WORK ITEM: Set down the material exactly, keeping every line whole.

TASK DATA:
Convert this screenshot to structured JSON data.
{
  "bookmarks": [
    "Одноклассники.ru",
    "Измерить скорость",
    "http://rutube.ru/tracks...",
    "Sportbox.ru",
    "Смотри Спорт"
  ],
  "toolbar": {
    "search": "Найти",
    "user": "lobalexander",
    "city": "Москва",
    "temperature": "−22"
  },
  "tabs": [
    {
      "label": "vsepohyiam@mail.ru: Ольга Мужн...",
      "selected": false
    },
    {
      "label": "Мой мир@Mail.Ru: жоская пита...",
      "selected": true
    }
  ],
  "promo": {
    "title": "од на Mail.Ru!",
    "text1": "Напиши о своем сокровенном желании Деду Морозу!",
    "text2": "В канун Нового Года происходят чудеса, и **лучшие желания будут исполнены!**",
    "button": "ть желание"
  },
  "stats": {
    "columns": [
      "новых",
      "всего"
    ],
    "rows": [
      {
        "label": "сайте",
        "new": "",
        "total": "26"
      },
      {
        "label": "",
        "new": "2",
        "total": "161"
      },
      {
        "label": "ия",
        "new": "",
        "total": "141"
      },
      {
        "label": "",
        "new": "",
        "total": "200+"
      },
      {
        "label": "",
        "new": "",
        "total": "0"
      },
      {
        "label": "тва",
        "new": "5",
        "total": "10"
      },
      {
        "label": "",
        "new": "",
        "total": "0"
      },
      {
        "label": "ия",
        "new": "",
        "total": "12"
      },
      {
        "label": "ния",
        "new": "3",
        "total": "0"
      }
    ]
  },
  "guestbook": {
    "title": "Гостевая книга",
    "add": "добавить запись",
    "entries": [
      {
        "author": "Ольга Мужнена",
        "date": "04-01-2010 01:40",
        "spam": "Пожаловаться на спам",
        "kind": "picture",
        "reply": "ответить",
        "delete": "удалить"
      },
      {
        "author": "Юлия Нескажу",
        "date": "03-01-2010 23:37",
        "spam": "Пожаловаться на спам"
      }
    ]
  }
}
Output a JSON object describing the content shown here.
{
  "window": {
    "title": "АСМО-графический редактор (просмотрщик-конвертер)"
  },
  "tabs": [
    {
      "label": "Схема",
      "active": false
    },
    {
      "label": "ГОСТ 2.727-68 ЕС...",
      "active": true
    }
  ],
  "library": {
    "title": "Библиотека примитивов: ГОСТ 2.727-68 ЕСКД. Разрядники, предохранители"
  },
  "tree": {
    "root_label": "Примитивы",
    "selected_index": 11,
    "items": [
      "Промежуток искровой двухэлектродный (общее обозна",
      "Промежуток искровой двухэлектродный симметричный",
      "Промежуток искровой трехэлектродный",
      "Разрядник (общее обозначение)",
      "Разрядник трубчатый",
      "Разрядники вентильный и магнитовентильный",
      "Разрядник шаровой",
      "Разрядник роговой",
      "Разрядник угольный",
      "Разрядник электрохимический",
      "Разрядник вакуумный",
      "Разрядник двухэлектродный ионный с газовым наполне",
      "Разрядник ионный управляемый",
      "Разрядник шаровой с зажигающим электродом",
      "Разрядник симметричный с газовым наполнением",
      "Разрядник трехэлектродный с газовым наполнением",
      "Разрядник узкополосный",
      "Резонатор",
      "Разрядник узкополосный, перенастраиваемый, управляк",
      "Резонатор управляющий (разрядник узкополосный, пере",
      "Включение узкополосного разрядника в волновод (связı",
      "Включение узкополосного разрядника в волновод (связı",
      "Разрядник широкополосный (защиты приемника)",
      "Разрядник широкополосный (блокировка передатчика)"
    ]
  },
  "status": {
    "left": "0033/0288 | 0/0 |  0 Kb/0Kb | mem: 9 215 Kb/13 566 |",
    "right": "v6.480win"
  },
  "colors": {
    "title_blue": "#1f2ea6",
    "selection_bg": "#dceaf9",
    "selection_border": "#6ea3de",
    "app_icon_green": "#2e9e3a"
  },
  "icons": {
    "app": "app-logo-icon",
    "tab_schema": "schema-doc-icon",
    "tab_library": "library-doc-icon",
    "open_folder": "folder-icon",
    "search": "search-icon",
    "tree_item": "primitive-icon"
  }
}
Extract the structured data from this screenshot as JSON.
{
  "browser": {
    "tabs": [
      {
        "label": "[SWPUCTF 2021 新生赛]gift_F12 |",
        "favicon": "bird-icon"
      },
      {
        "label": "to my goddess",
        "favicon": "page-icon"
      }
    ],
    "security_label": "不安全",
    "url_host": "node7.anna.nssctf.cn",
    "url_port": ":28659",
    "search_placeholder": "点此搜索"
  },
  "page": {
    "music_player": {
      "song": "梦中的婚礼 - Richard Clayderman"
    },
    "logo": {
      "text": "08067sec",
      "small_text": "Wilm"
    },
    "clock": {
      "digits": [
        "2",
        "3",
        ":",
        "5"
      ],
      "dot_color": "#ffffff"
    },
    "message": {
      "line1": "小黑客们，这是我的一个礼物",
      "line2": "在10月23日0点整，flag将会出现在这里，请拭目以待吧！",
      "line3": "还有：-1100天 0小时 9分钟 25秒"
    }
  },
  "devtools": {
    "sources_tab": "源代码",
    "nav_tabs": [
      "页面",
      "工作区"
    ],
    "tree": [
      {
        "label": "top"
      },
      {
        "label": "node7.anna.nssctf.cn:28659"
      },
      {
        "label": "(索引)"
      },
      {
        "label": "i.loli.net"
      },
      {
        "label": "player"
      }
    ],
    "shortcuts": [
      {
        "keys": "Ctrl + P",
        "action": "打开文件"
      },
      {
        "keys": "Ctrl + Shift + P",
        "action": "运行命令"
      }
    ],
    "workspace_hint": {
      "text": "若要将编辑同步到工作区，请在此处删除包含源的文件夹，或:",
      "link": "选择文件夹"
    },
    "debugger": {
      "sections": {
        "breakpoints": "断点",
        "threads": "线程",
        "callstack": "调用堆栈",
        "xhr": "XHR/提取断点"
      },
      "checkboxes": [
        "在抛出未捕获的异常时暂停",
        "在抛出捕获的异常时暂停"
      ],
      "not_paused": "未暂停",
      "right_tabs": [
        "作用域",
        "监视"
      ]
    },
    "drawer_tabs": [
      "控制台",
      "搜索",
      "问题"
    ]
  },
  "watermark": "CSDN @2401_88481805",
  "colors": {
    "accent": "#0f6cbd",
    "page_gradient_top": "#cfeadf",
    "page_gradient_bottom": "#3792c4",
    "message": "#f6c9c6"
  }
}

PROBLEM SOLUTION:
Convert this screenshot to structured JSON data.
{
  "bookmarks": [
    "Одноклассники.ru",
    "Измерить скорость",
    "http://rutube.ru/tracks...",
    "Sportbox.ru",
    "Смотри Спорт"
  ],
  "toolbar": {
    "search": "Найти",
    "user": "lobalexander",
    "city": "Москва",
    "temperature": "−22"
  },
  "tabs": [
    {
      "label": "vsepohyiam@mail.ru: Ольга Мужн...",
      "selected": false
    },
    {
      "label": "Мой мир@Mail.Ru: жоская пита...",
      "selected": true
    }
  ],
  "promo": {
    "title": "од на Mail.Ru!",
    "text1": "Напиши о своем сокровенном желании Деду Морозу!",
    "text2": "В канун Нового Года происходят чудеса, и **лучшие желания будут исполнены!**",
    "button": "ть желание"
  },
  "stats": {
    "columns": [
      "новых",
      "всего"
    ],
    "rows": [
      {
        "label": "сайте",
        "new": "",
        "total": "26"
      },
      {
        "label": "",
        "new": "2",
        "total": "161"
      },
      {
        "label": "ия",
        "new": "",
        "total": "141"
      },
      {
        "label": "",
        "new": "",
        "total": "200+"
      },
      {
        "label": "",
        "new": "",
        "total": "0"
      },
      {
        "label": "тва",
        "new": "5",
        "total": "10"
      },
      {
        "label": "",
        "new": "",
        "total": "0"
      },
      {
        "label": "ия",
        "new": "",
        "total": "12"
      },
      {
        "label": "ния",
        "new": "3",
        "total": "0"
      }
    ]
  },
  "guestbook": {
    "title": "Гостевая книга",
    "add": "добавить запись",
    "entries": [
      {
        "author": "Ольга Мужнена",
        "date": "04-01-2010 01:40",
        "spam": "Пожаловаться на спам",
        "kind": "picture",
        "reply": "ответить",
        "delete": "удалить"
      },
      {
        "author": "Юлия Нескажу",
        "date": "03-01-2010 23:37",
        "spam": "Пожаловаться на спам"
      }
    ]
  }
}
Output a JSON object describing the content shown here.
{
  "window": {
    "title": "АСМО-графический редактор (просмотрщик-конвертер)"
  },
  "tabs": [
    {
      "label": "Схема",
      "active": false
    },
    {
      "label": "ГОСТ 2.727-68 ЕС...",
      "active": true
    }
  ],
  "library": {
    "title": "Библиотека примитивов: ГОСТ 2.727-68 ЕСКД. Разрядники, предохранители"
  },
  "tree": {
    "root_label": "Примитивы",
    "selected_index": 11,
    "items": [
      "Промежуток искровой двухэлектродный (общее обозна",
      "Промежуток искровой двухэлектродный симметричный",
      "Промежуток искровой трехэлектродный",
      "Разрядник (общее обозначение)",
      "Разрядник трубчатый",
      "Разрядники вентильный и магнитовентильный",
      "Разрядник шаровой",
      "Разрядник роговой",
      "Разрядник угольный",
      "Разрядник электрохимический",
      "Разрядник вакуумный",
      "Разрядник двухэлектродный ионный с газовым наполне",
      "Разрядник ионный управляемый",
      "Разрядник шаровой с зажигающим электродом",
      "Разрядник симметричный с газовым наполнением",
      "Разрядник трехэлектродный с газовым наполнением",
      "Разрядник узкополосный",
      "Резонатор",
      "Разрядник узкополосный, перенастраиваемый, управляк",
      "Резонатор управляющий (разрядник узкополосный, пере",
      "Включение узкополосного разрядника в волновод (связı",
      "Включение узкополосного разрядника в волновод (связı",
      "Разрядник широкополосный (защиты приемника)",
      "Разрядник широкополосный (блокировка передатчика)"
    ]
  },
  "status": {
    "left": "0033/0288 | 0/0 |  0 Kb/0Kb | mem: 9 215 Kb/13 566 |",
    "right": "v6.480win"
  },
  "colors": {
    "title_blue": "#1f2ea6",
    "selection_bg": "#dceaf9",
    "selection_border": "#6ea3de",
    "app_icon_green": "#2e9e3a"
  },
  "icons": {
    "app": "app-logo-icon",
    "tab_schema": "schema-doc-icon",
    "tab_library": "library-doc-icon",
    "open_folder": "folder-icon",
    "search": "search-icon",
    "tree_item": "primitive-icon"
  }
}
Extract the structured data from this screenshot as JSON.
{
  "browser": {
    "tabs": [
      {
        "label": "[SWPUCTF 2021 新生赛]gift_F12 |",
        "favicon": "bird-icon"
      },
      {
        "label": "to my goddess",
        "favicon": "page-icon"
      }
    ],
    "security_label": "不安全",
    "url_host": "node7.anna.nssctf.cn",
    "url_port": ":28659",
    "search_placeholder": "点此搜索"
  },
  "page": {
    "music_player": {
      "song": "梦中的婚礼 - Richard Clayderman"
    },
    "logo": {
      "text": "08067sec",
      "small_text": "Wilm"
    },
    "clock": {
      "digits": [
        "2",
        "3",
        ":",
        "5"
      ],
      "dot_color": "#ffffff"
    },
    "message": {
      "line1": "小黑客们，这是我的一个礼物",
      "line2": "在10月23日0点整，flag将会出现在这里，请拭目以待吧！",
      "line3": "还有：-1100天 0小时 9分钟 25秒"
    }
  },
  "devtools": {
    "sources_tab": "源代码",
    "nav_tabs": [
      "页面",
      "工作区"
    ],
    "tree": [
      {
        "label": "top"
      },
      {
        "label": "node7.anna.nssctf.cn:28659"
      },
      {
        "label": "(索引)"
      },
      {
        "label": "i.loli.net"
      },
      {
        "label": "player"
      }
    ],
    "shortcuts": [
      {
        "keys": "Ctrl + P",
        "action": "打开文件"
      },
      {
        "keys": "Ctrl + Shift + P",
        "action": "运行命令"
      }
    ],
    "workspace_hint": {
      "text": "若要将编辑同步到工作区，请在此处删除包含源的文件夹，或:",
      "link": "选择文件夹"
    },
    "debugger": {
      "sections": {
        "breakpoints": "断点",
        "threads": "线程",
        "callstack": "调用堆栈",
        "xhr": "XHR/提取断点"
      },
      "checkboxes": [
        "在抛出未捕获的异常时暂停",
        "在抛出捕获的异常时暂停"
      ],
      "not_paused": "未暂停",
      "right_tabs": [
        "作用域",
        "监视"
      ]
    },
    "drawer_tabs": [
      "控制台",
      "搜索",
      "问题"
    ]
  },
  "watermark": "CSDN @2401_88481805",
  "colors": {
    "accent": "#0f6cbd",
    "page_gradient_top": "#cfeadf",
    "page_gradient_bottom": "#3792c4",
    "message": "#f6c9c6"
  }
}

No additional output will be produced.